“Still, the state’s survival depended on three things. The first, and by far the most crucial, was the ongoing flow of support from the Western powers to pay for a military establishment far larger than the economic and natural resources of the territory in question would permit. The second was the continued fragmentation and relative weakness of the surrounding states. The third was the maintenance of internal peace within the state and of collective assent to a clear sense of priorities, so that it could respond with its full force to threats from outside – instead of squandering its limited resources on civil strife or popular projects that contributed nothing to its survival”.

“In the long run, none of these three conditions could be met indefinitely … When it happens that these early patterns of support break down, Israel may find itself backed into a corner”.

Last week, a leading Israeli commentator noted:

“You might think a Presidential visit, presidential speech, three Secretary of State visits, two Secretary of Defence visits, the dispatching of two aircraft carrier groups, a nuclear submarine and Marine expeditionary unit, and the pledge of $14.3 billion in emergency military aid, are testament to the unwavering support the U.S. is extending to Israel” …

“Think again”.

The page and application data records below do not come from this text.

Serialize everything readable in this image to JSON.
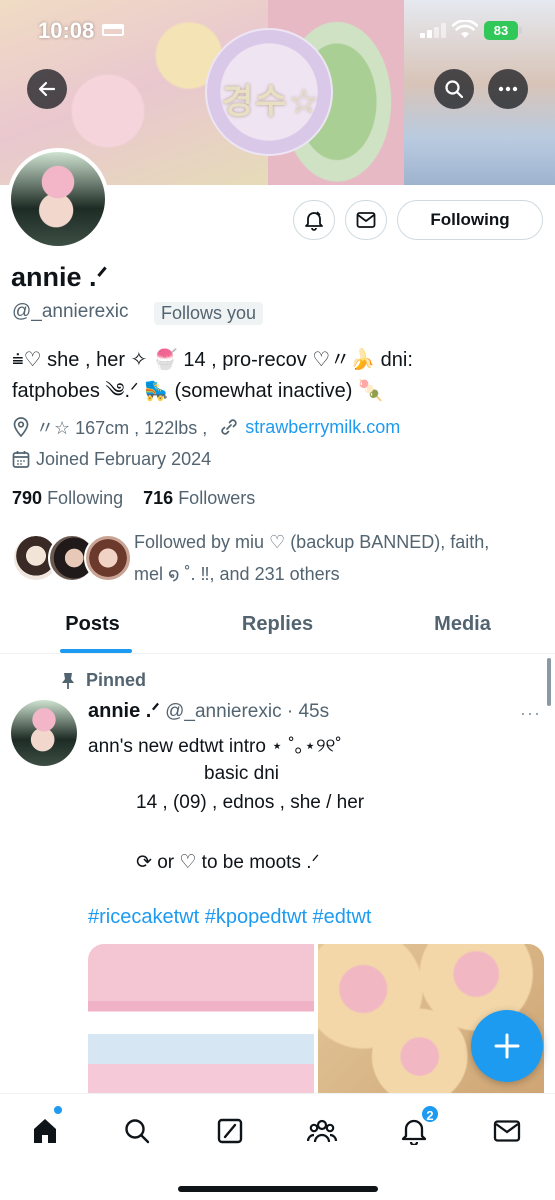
{
  "status_bar": {
    "time": "10:08",
    "battery": "83"
  },
  "banner": {
    "text": "경수☆"
  },
  "profile": {
    "display_name": "annie .ᐟ",
    "handle": "@_annierexic",
    "follows_you": "Follows you",
    "bio_line1": "⩧♡ she , her ✧ 🍧 14 , pro-recov ♡〃🍌 dni:",
    "bio_line2": "fatphobes ༄.ᐟ 🛼 (somewhat inactive) 🍡",
    "location": "〃☆ 167cm , 122lbs ,",
    "website": "strawberrymilk.com",
    "joined": "Joined February 2024",
    "following_count": "790",
    "following_label": "Following",
    "followers_count": "716",
    "followers_label": "Followers",
    "followed_by_line1": "Followed by miu ♡ (backup BANNED), faith,",
    "followed_by_line2": "mel ໑ ˚. ‼︎, and 231 others"
  },
  "actions": {
    "following_label": "Following"
  },
  "tabs": [
    {
      "label": "Posts",
      "active": true
    },
    {
      "label": "Replies",
      "active": false
    },
    {
      "label": "Media",
      "active": false
    }
  ],
  "post": {
    "pinned_label": "Pinned",
    "author": "annie .ᐟ",
    "handle_time": "@_annierexic · 45s",
    "more": "···",
    "lines": [
      "ann's  new  edtwt  intro  ⋆ ˚｡⋆୨୧˚",
      "basic  dni",
      "14 , (09) , ednos , she / her",
      "⟳  or  ♡  to  be  moots .ᐟ"
    ],
    "hashtags": "#ricecaketwt #kpopedtwt #edtwt"
  },
  "bottom_nav": {
    "items": [
      "home-icon",
      "search-icon",
      "compose-icon",
      "communities-icon",
      "notifications-icon",
      "messages-icon"
    ],
    "notifications_badge": "2"
  },
  "colors": {
    "accent": "#1d9bf0",
    "text": "#0f1419",
    "secondary": "#536471",
    "battery": "#32c759"
  }
}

“Underneath the full and robust backing of the Biden administration, there are dangerous and treacherous currents that are chipping away and encroaching on public sympathy for Israel across the United States. Polls released last week contained the most alarming and telling data: Public support for Israel is cratering – particularly amongst the 18 – 34 age group. Another poll shows that 36% of Americans say they oppose additional funding for Ukraine and Israel: Support for funding Israel, only – was at 14%”.

What is truly remarkable is that the leaders of the new narratives are the youth of Generation Z, Y, and Alpha. Leveraging social media, and speaking directly to their peer groups, they have conveyed the grievances of the Palestinians to the world. Many had limited knowledge of Palestine, but their unfiltered sense of justice fuelled their collective anger against Israel’s ongoing ethnic cleansing of Palestine.

Greer’s second and third conditions for Israel’s survival also are metastasizing as the global tectonic plates grind and move: Non-western powers are not siding with Israel. They are coalescing in opposition to the Israeli Cabinet’s aspiration to end the notion of a Palestinian State, once and for all. And today, Israel is bitterly divided on the vision for its future; what it is exactly that constitutes ‘Israel’ and even that very post-modern question, ‘what it is to be Jewish’.